Educational requirements for announcers vary. Radio and television announcers typically have a bachelor’s degree in journalism, broadcasting, or communications, along with work experience gained from working at their college radio or television station. Public address announcers typically need a high school diploma. Although public address announcers do not require any formal education beyond a high school diploma, radio announcers should have a bachelor’s degree to be competitive for entry-level positions. Television announcers typically need a bachelor’s degree in programs such as communications, broadcasting, or journalism.
Post-secondary broadcasting programs offer courses, such as voice and diction, to help students improve their vocal qualities. In addition, these programs prepare students to work with the computer equipment and software that they would use in the radio and television studios. Public address system and other types of announcers typically need short-term on-the-job training upon being hired. This training allows these announcers to become familiar with the equipment they will be using during sporting and entertainment events. For sports public address announcers, training may also go over basic rules and information for the sports they are covering.
Because smaller market stations have a smaller number of staff, advancement within the same radio or television station is unlikely. Rather, many radio and television announcers advance by relocating to a station in a larger market.
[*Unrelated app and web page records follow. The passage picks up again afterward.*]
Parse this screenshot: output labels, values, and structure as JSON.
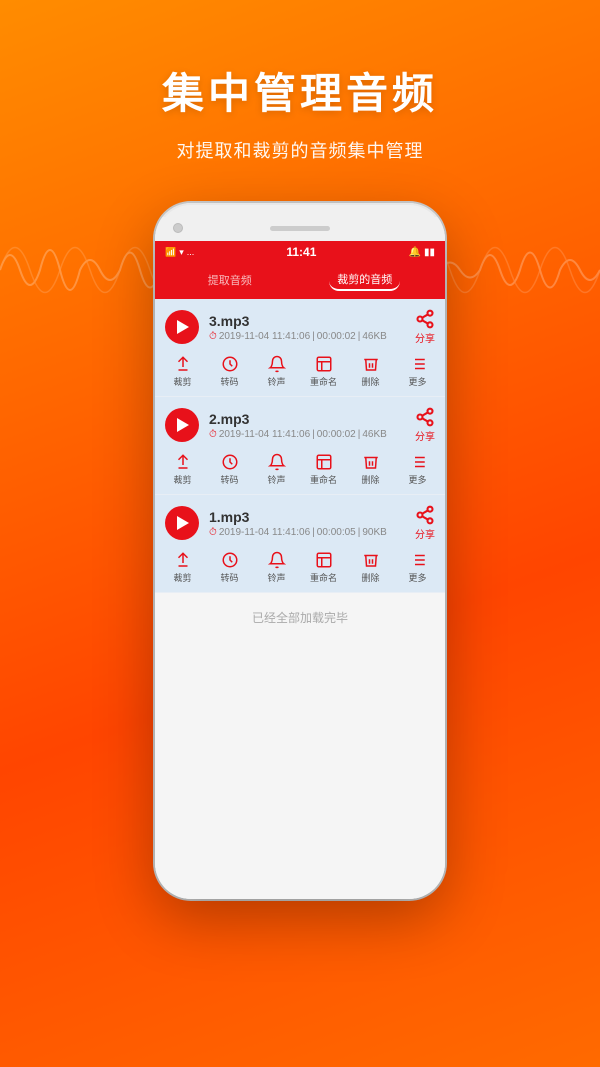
{
  "app": {
    "background_gradient_start": "#ff8c00",
    "background_gradient_end": "#ff4500"
  },
  "header": {
    "main_title": "集中管理音频",
    "sub_title": "对提取和裁剪的音频集中管理"
  },
  "phone": {
    "status_bar": {
      "signal": "信号",
      "wifi": "WiFi",
      "dots": "...",
      "time": "11:41",
      "battery": "电量"
    },
    "tabs": [
      {
        "label": "提取音频",
        "active": false
      },
      {
        "label": "裁剪的音频",
        "active": true
      }
    ],
    "audio_items": [
      {
        "name": "3.mp3",
        "date": "2019-11-04 11:41:06",
        "duration": "00:00:02",
        "size": "46KB",
        "share_label": "分享"
      },
      {
        "name": "2.mp3",
        "date": "2019-11-04 11:41:06",
        "duration": "00:00:02",
        "size": "46KB",
        "share_label": "分享"
      },
      {
        "name": "1.mp3",
        "date": "2019-11-04 11:41:06",
        "duration": "00:00:05",
        "size": "90KB",
        "share_label": "分享"
      }
    ],
    "action_buttons": [
      {
        "label": "裁剪"
      },
      {
        "label": "转码"
      },
      {
        "label": "铃声"
      },
      {
        "label": "重命名"
      },
      {
        "label": "删除"
      },
      {
        "label": "更多"
      }
    ],
    "footer_text": "已经全部加载完毕"
  }
}
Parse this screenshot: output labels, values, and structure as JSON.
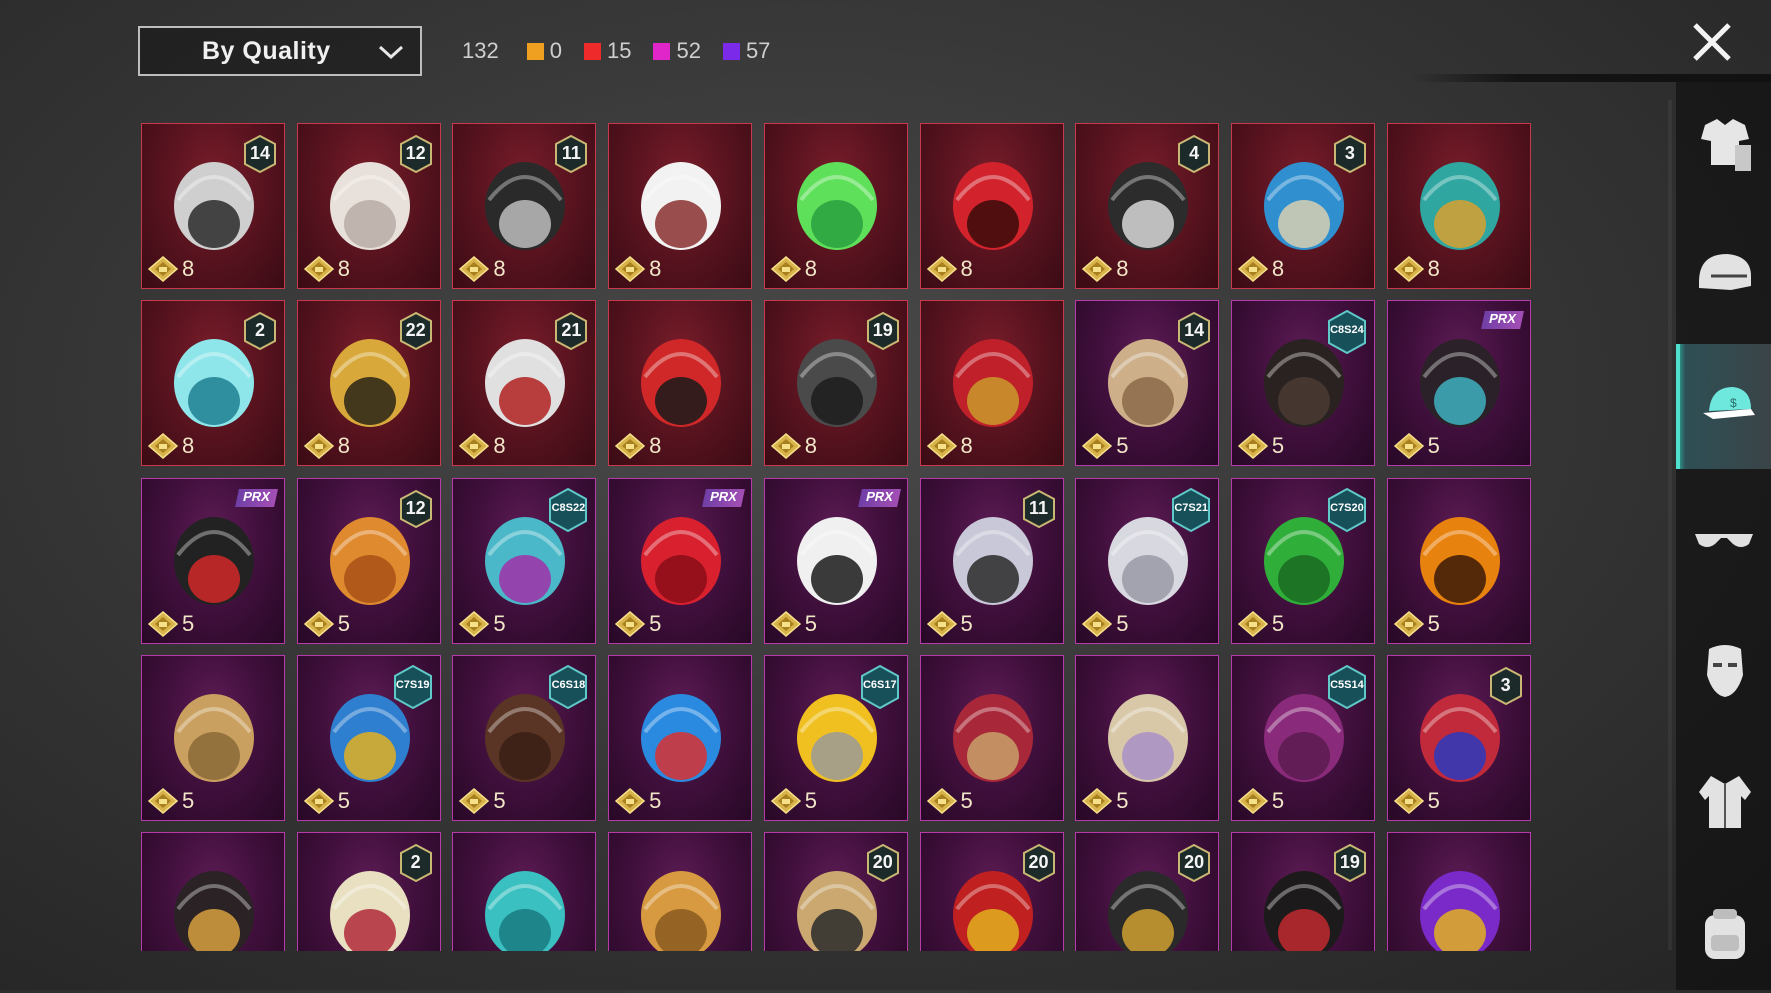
{
  "sort": {
    "label": "By Quality"
  },
  "counts": {
    "total": "132",
    "legendary": {
      "value": "0",
      "color": "#f0a020"
    },
    "mythic": {
      "value": "15",
      "color": "#ee2a2a"
    },
    "epic": {
      "value": "52",
      "color": "#e026c8"
    },
    "rare": {
      "value": "57",
      "color": "#7a2ae8"
    }
  },
  "items": [
    {
      "rarity": "mythic",
      "price": "8",
      "badge": "14",
      "icon": "cat-ear-mask-icon",
      "c1": "#cfcfcf",
      "c2": "#2a2a2a"
    },
    {
      "rarity": "mythic",
      "price": "8",
      "badge": "12",
      "icon": "white-fluffy-hair-icon",
      "c1": "#e8e0da",
      "c2": "#b8aca6"
    },
    {
      "rarity": "mythic",
      "price": "8",
      "badge": "11",
      "icon": "dark-helmet-icon",
      "c1": "#2a2a2a",
      "c2": "#bdbdbd"
    },
    {
      "rarity": "mythic",
      "price": "8",
      "badge": "",
      "icon": "white-cowboy-hat-icon",
      "c1": "#f2f2f2",
      "c2": "#8a3030"
    },
    {
      "rarity": "mythic",
      "price": "8",
      "badge": "",
      "icon": "green-hair-icon",
      "c1": "#5fe05a",
      "c2": "#2aa040"
    },
    {
      "rarity": "mythic",
      "price": "8",
      "badge": "",
      "icon": "red-helmet-icon",
      "c1": "#d2232d",
      "c2": "#3a0a0a"
    },
    {
      "rarity": "mythic",
      "price": "8",
      "badge": "4",
      "icon": "top-hat-mask-icon",
      "c1": "#2c2c2c",
      "c2": "#d8d8d8"
    },
    {
      "rarity": "mythic",
      "price": "8",
      "badge": "3",
      "icon": "joker-mask-icon",
      "c1": "#2f8fcf",
      "c2": "#d8d0b0"
    },
    {
      "rarity": "mythic",
      "price": "8",
      "badge": "",
      "icon": "dragon-helmet-icon",
      "c1": "#2fa6a0",
      "c2": "#d8a030"
    },
    {
      "rarity": "mythic",
      "price": "8",
      "badge": "2",
      "icon": "bucket-hat-goggles-icon",
      "c1": "#8fe6ea",
      "c2": "#1f7f92"
    },
    {
      "rarity": "mythic",
      "price": "8",
      "badge": "22",
      "icon": "golden-helmet-icon",
      "c1": "#d8a93a",
      "c2": "#2a2418"
    },
    {
      "rarity": "mythic",
      "price": "8",
      "badge": "21",
      "icon": "demon-mask-icon",
      "c1": "#e0e0e0",
      "c2": "#b02020"
    },
    {
      "rarity": "mythic",
      "price": "8",
      "badge": "",
      "icon": "oni-mask-icon",
      "c1": "#d02828",
      "c2": "#1a1a1a"
    },
    {
      "rarity": "mythic",
      "price": "8",
      "badge": "19",
      "icon": "knight-helmet-icon",
      "c1": "#4a4a4a",
      "c2": "#1c1c1c"
    },
    {
      "rarity": "mythic",
      "price": "8",
      "badge": "",
      "icon": "red-gold-helmet-icon",
      "c1": "#c0202a",
      "c2": "#c99a2a"
    },
    {
      "rarity": "epic",
      "price": "5",
      "badge": "14",
      "icon": "blonde-hair-flower-icon",
      "c1": "#cdb08a",
      "c2": "#8a6a48"
    },
    {
      "rarity": "epic",
      "price": "5",
      "sbadge": "C8S24",
      "icon": "black-short-hair-icon",
      "c1": "#2a2220",
      "c2": "#4a3a34"
    },
    {
      "rarity": "epic",
      "price": "5",
      "pbadge": "PRX",
      "icon": "black-hair-ribbon-icon",
      "c1": "#2a2228",
      "c2": "#3fb0c0"
    },
    {
      "rarity": "epic",
      "price": "5",
      "pbadge": "PRX",
      "icon": "cap-sunglasses-icon",
      "c1": "#222",
      "c2": "#d22828"
    },
    {
      "rarity": "epic",
      "price": "5",
      "badge": "12",
      "icon": "orange-pigtails-icon",
      "c1": "#e08a30",
      "c2": "#a85018"
    },
    {
      "rarity": "epic",
      "price": "5",
      "sbadge": "C8S22",
      "icon": "teal-purple-hair-icon",
      "c1": "#4ab8c8",
      "c2": "#a030a8"
    },
    {
      "rarity": "epic",
      "price": "5",
      "pbadge": "PRX",
      "icon": "red-hair-icon",
      "c1": "#d8202e",
      "c2": "#8a0e18"
    },
    {
      "rarity": "epic",
      "price": "5",
      "pbadge": "PRX",
      "icon": "panda-mask-icon",
      "c1": "#f0f0f0",
      "c2": "#1a1a1a"
    },
    {
      "rarity": "epic",
      "price": "5",
      "badge": "11",
      "icon": "flower-veil-hair-icon",
      "c1": "#c8c8d8",
      "c2": "#2a2a2a"
    },
    {
      "rarity": "epic",
      "price": "5",
      "sbadge": "C7S21",
      "icon": "silver-hair-icon",
      "c1": "#d8d8e0",
      "c2": "#9a9aa6"
    },
    {
      "rarity": "epic",
      "price": "5",
      "sbadge": "C7S20",
      "icon": "green-pigtails-icon",
      "c1": "#2fae3a",
      "c2": "#1a6a22"
    },
    {
      "rarity": "epic",
      "price": "5",
      "badge": "",
      "icon": "pumpkin-head-icon",
      "c1": "#e8820e",
      "c2": "#3a1a08"
    },
    {
      "rarity": "epic",
      "price": "5",
      "badge": "",
      "icon": "blonde-long-hair-icon",
      "c1": "#caa060",
      "c2": "#8a6a38"
    },
    {
      "rarity": "epic",
      "price": "5",
      "sbadge": "C7S19",
      "icon": "feather-headdress-icon",
      "c1": "#2f7fd0",
      "c2": "#e0b020"
    },
    {
      "rarity": "epic",
      "price": "5",
      "sbadge": "C6S18",
      "icon": "brown-hair-icon",
      "c1": "#5a3424",
      "c2": "#3a2016"
    },
    {
      "rarity": "epic",
      "price": "5",
      "badge": "",
      "icon": "blue-cat-cap-icon",
      "c1": "#2a8ae0",
      "c2": "#d83030"
    },
    {
      "rarity": "epic",
      "price": "5",
      "sbadge": "C6S17",
      "icon": "visor-grey-hair-icon",
      "c1": "#f0c020",
      "c2": "#9a9a9a"
    },
    {
      "rarity": "epic",
      "price": "5",
      "badge": "",
      "icon": "witch-hat-mask-icon",
      "c1": "#a8283a",
      "c2": "#c8a068"
    },
    {
      "rarity": "epic",
      "price": "5",
      "badge": "",
      "icon": "curly-blonde-hair-icon",
      "c1": "#d8c8a8",
      "c2": "#a890c8"
    },
    {
      "rarity": "epic",
      "price": "5",
      "sbadge": "C5S14",
      "icon": "magenta-hair-icon",
      "c1": "#8a2a7a",
      "c2": "#5a1a50"
    },
    {
      "rarity": "epic",
      "price": "5",
      "badge": "3",
      "icon": "jester-hat-icon",
      "c1": "#c02a3a",
      "c2": "#2a3ac0"
    },
    {
      "rarity": "epic",
      "price": "5",
      "badge": "",
      "icon": "black-hair-bow-icon",
      "c1": "#2a2224",
      "c2": "#d8a040"
    },
    {
      "rarity": "epic",
      "price": "5",
      "badge": "2",
      "icon": "blonde-bandana-icon",
      "c1": "#e8e0c0",
      "c2": "#b02a3a"
    },
    {
      "rarity": "epic",
      "price": "5",
      "badge": "",
      "icon": "teal-spiky-hair-icon",
      "c1": "#3ac0c0",
      "c2": "#1a7a80"
    },
    {
      "rarity": "epic",
      "price": "5",
      "badge": "",
      "icon": "potato-head-icon",
      "c1": "#d89a40",
      "c2": "#8a5a20"
    },
    {
      "rarity": "epic",
      "price": "5",
      "badge": "20",
      "icon": "bunny-hat-hair-icon",
      "c1": "#caa870",
      "c2": "#2a2a2a"
    },
    {
      "rarity": "epic",
      "price": "5",
      "badge": "20",
      "icon": "monkey-king-mask-icon",
      "c1": "#c02020",
      "c2": "#e0b020"
    },
    {
      "rarity": "epic",
      "price": "5",
      "badge": "20",
      "icon": "black-gold-helmet-icon",
      "c1": "#2a2a2a",
      "c2": "#d0a030"
    },
    {
      "rarity": "epic",
      "price": "5",
      "badge": "19",
      "icon": "black-hair-bun-icon",
      "c1": "#1c1a1a",
      "c2": "#c02a30"
    },
    {
      "rarity": "epic",
      "price": "5",
      "badge": "",
      "icon": "purple-gold-mask-icon",
      "c1": "#7a2ac8",
      "c2": "#e0b020"
    }
  ],
  "sidebar": [
    {
      "icon": "outfit-icon",
      "active": false
    },
    {
      "icon": "helmet-icon",
      "active": false
    },
    {
      "icon": "cap-icon",
      "active": true
    },
    {
      "icon": "glasses-icon",
      "active": false
    },
    {
      "icon": "mask-icon",
      "active": false
    },
    {
      "icon": "jacket-icon",
      "active": false
    },
    {
      "icon": "backpack-icon",
      "active": false
    }
  ]
}
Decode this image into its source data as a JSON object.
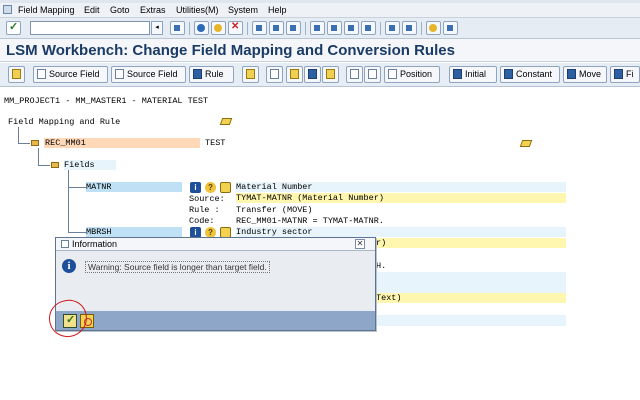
{
  "menubar": {
    "items": [
      "Field Mapping",
      "Edit",
      "Goto",
      "Extras",
      "Utilities(M)",
      "System",
      "Help"
    ]
  },
  "title": "LSM Workbench: Change Field Mapping and Conversion Rules",
  "app_toolbar": {
    "buttons": [
      "Source Field",
      "Source Field",
      "Rule",
      "Position",
      "Initial",
      "Constant",
      "Move",
      "Fi"
    ]
  },
  "tree": {
    "project": "MM_PROJECT1 - MM_MASTER1 - MATERIAL TEST",
    "root": "Field Mapping and Rule",
    "structure_name": "REC_MM01",
    "structure_desc": "TEST",
    "fields_label": "Fields",
    "field1": {
      "name": "MATNR",
      "desc": "Material Number",
      "source_label": "Source:",
      "source_value": "TYMAT-MATNR (Material Number)",
      "rule_label": "Rule :",
      "rule_value": "Transfer (MOVE)",
      "code_label": "Code:",
      "code_value": "REC_MM01-MATNR = TYMAT-MATNR."
    },
    "field2": {
      "name": "MBRSH",
      "desc": "Industry sector",
      "partial1": "r)",
      "partial2": "H.",
      "partial3": "Text)"
    }
  },
  "dialog": {
    "title": "Information",
    "message": "Warning: Source field is longer than target field.",
    "close_glyph": "✕"
  },
  "colors": {
    "title_text": "#1a3b66",
    "highlight_yellow": "#fff7b0",
    "highlight_blue": "#bfe0f5",
    "highlight_orange": "#ffd8b8",
    "annotation_red": "#d01818",
    "dialog_footer": "#8ea7c9"
  }
}
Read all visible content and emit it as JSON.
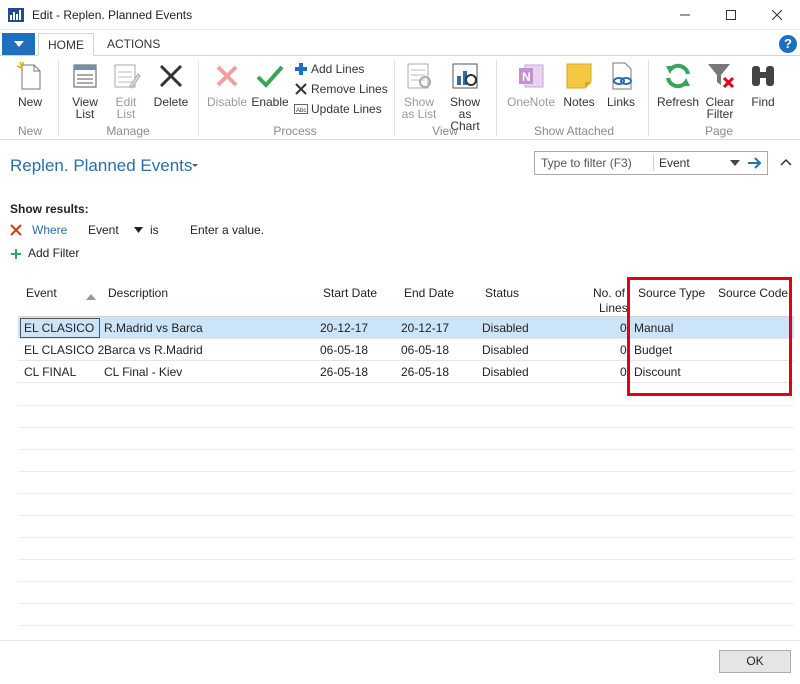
{
  "window": {
    "title": "Edit - Replen. Planned Events",
    "colors": {
      "accent": "#1f6fbf",
      "highlight_box": "#e0001a",
      "selected_row": "#cce4f7"
    }
  },
  "ribbon": {
    "tabs": [
      "HOME",
      "ACTIONS"
    ],
    "buttons": {
      "new": "New",
      "view_list": "View\nList",
      "edit_list": "Edit\nList",
      "delete": "Delete",
      "disable": "Disable",
      "enable": "Enable",
      "add_lines": "Add Lines",
      "remove_lines": "Remove Lines",
      "update_lines": "Update Lines",
      "show_as_list": "Show\nas List",
      "show_as_chart": "Show as\nChart",
      "onenote": "OneNote",
      "notes": "Notes",
      "links": "Links",
      "refresh": "Refresh",
      "clear_filter": "Clear\nFilter",
      "find": "Find"
    },
    "groups": {
      "new": "New",
      "manage": "Manage",
      "process": "Process",
      "view": "View",
      "show_attached": "Show Attached",
      "page": "Page"
    }
  },
  "page": {
    "title": "Replen. Planned Events",
    "filter": {
      "placeholder": "Type to filter (F3)",
      "field": "Event"
    },
    "show_results": "Show results:",
    "where": {
      "label": "Where",
      "field": "Event",
      "operator": "is",
      "value": "Enter a value."
    },
    "add_filter": "Add Filter"
  },
  "table": {
    "headers": {
      "event": "Event",
      "description": "Description",
      "start_date": "Start Date",
      "end_date": "End Date",
      "status": "Status",
      "no_of_lines_1": "No. of",
      "no_of_lines_2": "Lines",
      "source_type": "Source Type",
      "source_code": "Source Code"
    },
    "rows": [
      {
        "event": "EL CLASICO",
        "description": "R.Madrid vs Barca",
        "start_date": "20-12-17",
        "end_date": "20-12-17",
        "status": "Disabled",
        "lines": "0",
        "source_type": "Manual",
        "source_code": ""
      },
      {
        "event": "EL CLASICO 2",
        "description": "Barca vs R.Madrid",
        "start_date": "06-05-18",
        "end_date": "06-05-18",
        "status": "Disabled",
        "lines": "0",
        "source_type": "Budget",
        "source_code": ""
      },
      {
        "event": "CL FINAL",
        "description": "CL Final - Kiev",
        "start_date": "26-05-18",
        "end_date": "26-05-18",
        "status": "Disabled",
        "lines": "0",
        "source_type": "Discount",
        "source_code": ""
      }
    ]
  },
  "footer": {
    "ok": "OK"
  }
}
Nevertheless, announcers typically require a few years in a smaller market to work out the “kinks” of their on-air personalities. They learn to sound more comfortable and credible as an on-air talent and become more conversational with audiences and guests. Announcers must have a pleasant and well-controlled voice, good timing, and excellent pronunciation. Announcers also often need strong writing skills because they may write their own material.
When making hiring decisions, large market stations generally rely on announcers’ personalities. Radio and television announcers need to have proven that they can attract, engage, and keep a sizeable audience. Therefore, ratings for an announcer’s show in the smaller market are important in increasing advancement opportunities.
Larger stations may rely on radio and television announcers to do other tasks that the station needs. Therefore, an applicant needs to have demonstrated versatility and flexibility in the smaller market in duties such as creating and updating a social media presence on social networking sites, making promotional appearances on behalf of the station, or even selling commercial time to advertisers. Announcers, especially those seeking radio careers, should have good computer skills and be able to use computers, editing equipment, and other broadcast-related devices. Radio and television announcers may interview guests and answer phone calls on air. Entry into this occupation is very competitive, and many auditions may be needed for an opportunity to work on the air.
The tight schedules that announcers work on can be stressful. Although most announcers work full time, many work only part time. Many radio and television stations are on-air 24 hours a day. Some announcers present early-morning shows when most people are getting ready for work or commuting. Others do late-night programs. The shifts, however, are not as varied as in the past. Technology has allowed stations to eliminate most of the overnight hours, because shows that air during the night can now be recorded earlier in the day. Some self-employed announcers record their shows at home and sell them to networks and stations, advertising agencies, or other independent producers.
The median annual wage of radio and television announcers was $26,850 in May 2010 The lowest 10% earned less than $16,590, and the top 10% earned more than $72,500. The median annual wage of public address system and other announcers was $27,910 in May 2010. The lowest 10% earned less than $16,940, and the top 10% earned more than $70,120. In general, announcers who work in larger markets earn more than those working in smaller markets.